Depending on how big your home’s slab is, how much piping is needed, and what kind of material is under the slab, we’ll install either a 3- or 4-inch PVC pipe.

radon system pvc connector

Fan installation

After piping is complete, a radon fan is installed to actively suck radon out from under the building. Fans usually last at least ten years with little maintenance.

Fans also include a switch to be able to turn the fan off and on. However, it’s important to remember that fans should run at all times to actively remove radon.

Manometer installation

Finally, an airflow gauge called a manometer is attached to the system. Manometers have a tube on the front with liquid inside that indicates if the system is running correctly. The higher the reading on your gauge, the more suction the system has. On the contrary, if the liquid is even, this means the fan may not be running or something else is wrong with the system. You should check that the fan is on and receiving power, and if it is, contact your installer to check on your system.

radon system manometer

After installation

It’s important to retest your home for radon at least two days after the system is installed to ensure the system is removing radon from your home. Once your home is in the clear, you should retest every two years per the Environmental Protection Agency guidelines. Additionally, you should check your manometer monthly. 

There you have it! While some cases may vary, you can rest assured that the installation process will likely not deviate significantly from the steps above. If you have additional questions, please don’t hesitate to call our team at Idaho Radon Services at 208-225-8500. We’d love to help you!

Radon is a radioactive gas that you can't see, taste, or smell. Exposure to it is a serious health risk and the leading cause of lung cancer in non-smokers. Radon warning has been given.

Important groups like the Environmental Protection Agency (EPA) and the World Health Organization (WHO) are concerned about radon and have suggested actions to stay healthy, starting with testing your home for radon. Even more, in 2005, U.S. Surgeon General Richard H. Carmona joined their lead and issued a national radon warning.

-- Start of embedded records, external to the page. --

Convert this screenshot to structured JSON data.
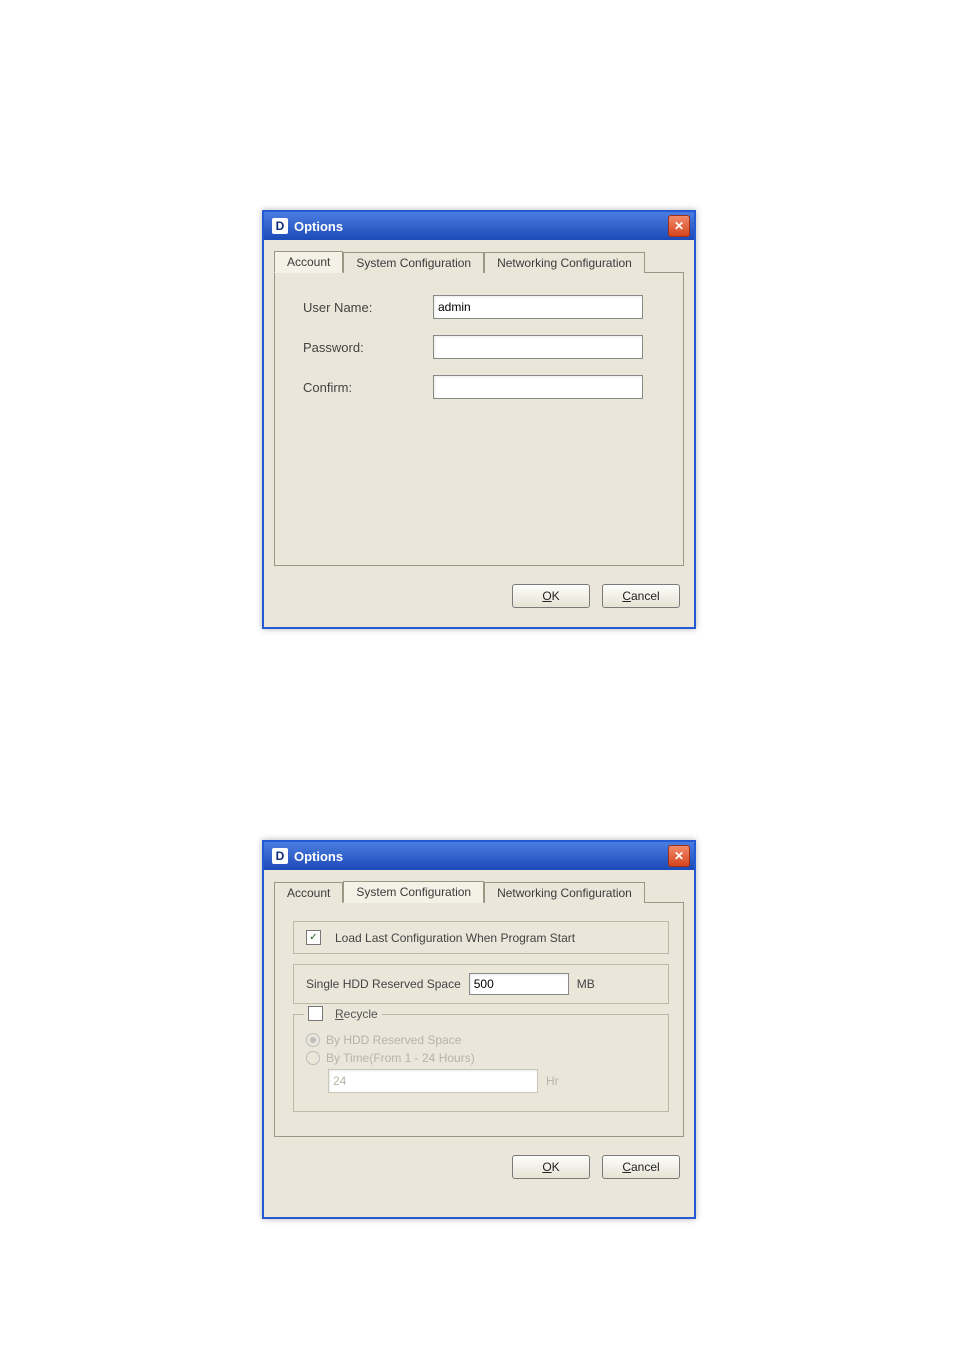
{
  "dialog_top": {
    "title": "Options",
    "icon_letter": "D",
    "tabs": [
      "Account",
      "System Configuration",
      "Networking Configuration"
    ],
    "active_tab": 0,
    "account": {
      "labels": {
        "user": "User Name:",
        "password": "Password:",
        "confirm": "Confirm:"
      },
      "values": {
        "user": "admin",
        "password": "",
        "confirm": ""
      }
    },
    "buttons": {
      "ok_letter": "O",
      "ok_rest": "K",
      "cancel_letter": "C",
      "cancel_rest": "ancel"
    }
  },
  "dialog_bottom": {
    "title": "Options",
    "icon_letter": "D",
    "tabs": [
      "Account",
      "System Configuration",
      "Networking Configuration"
    ],
    "active_tab": 1,
    "sys": {
      "load_last_label": "Load Last Configuration When Program Start",
      "load_last_checked": true,
      "hdd_label": "Single HDD Reserved Space",
      "hdd_value": "500",
      "hdd_unit": "MB",
      "recycle": {
        "title_letter": "R",
        "title_rest": "ecycle",
        "checked": false,
        "opts": {
          "by_space_label": "By HDD Reserved Space",
          "by_space_selected": true,
          "by_time_label": "By Time(From 1 - 24 Hours)",
          "by_time_selected": false,
          "time_value": "24",
          "time_unit": "Hr"
        }
      }
    },
    "buttons": {
      "ok_letter": "O",
      "ok_rest": "K",
      "cancel_letter": "C",
      "cancel_rest": "ancel"
    }
  }
}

According to Carmona, “…breathing [radon] over prolonged periods can present a significant health risk to families all over the country. It’s important to know that this threat is completely preventable. Radon can be detected with a simple test and fixed through well-established venting techniques.”

Taking action: Testing for radon gas

Following the Surgeon General's radon warning is easy, and testing your home for radon is simple. If you in Idaho, we’ll send you a free test kit—all you need to do is fill out the form on this page. If your home tests high, we’ll also walk you through the steps to take to reduce radon levels in your home.

Still have questions? Give us a call at 208-225-8500.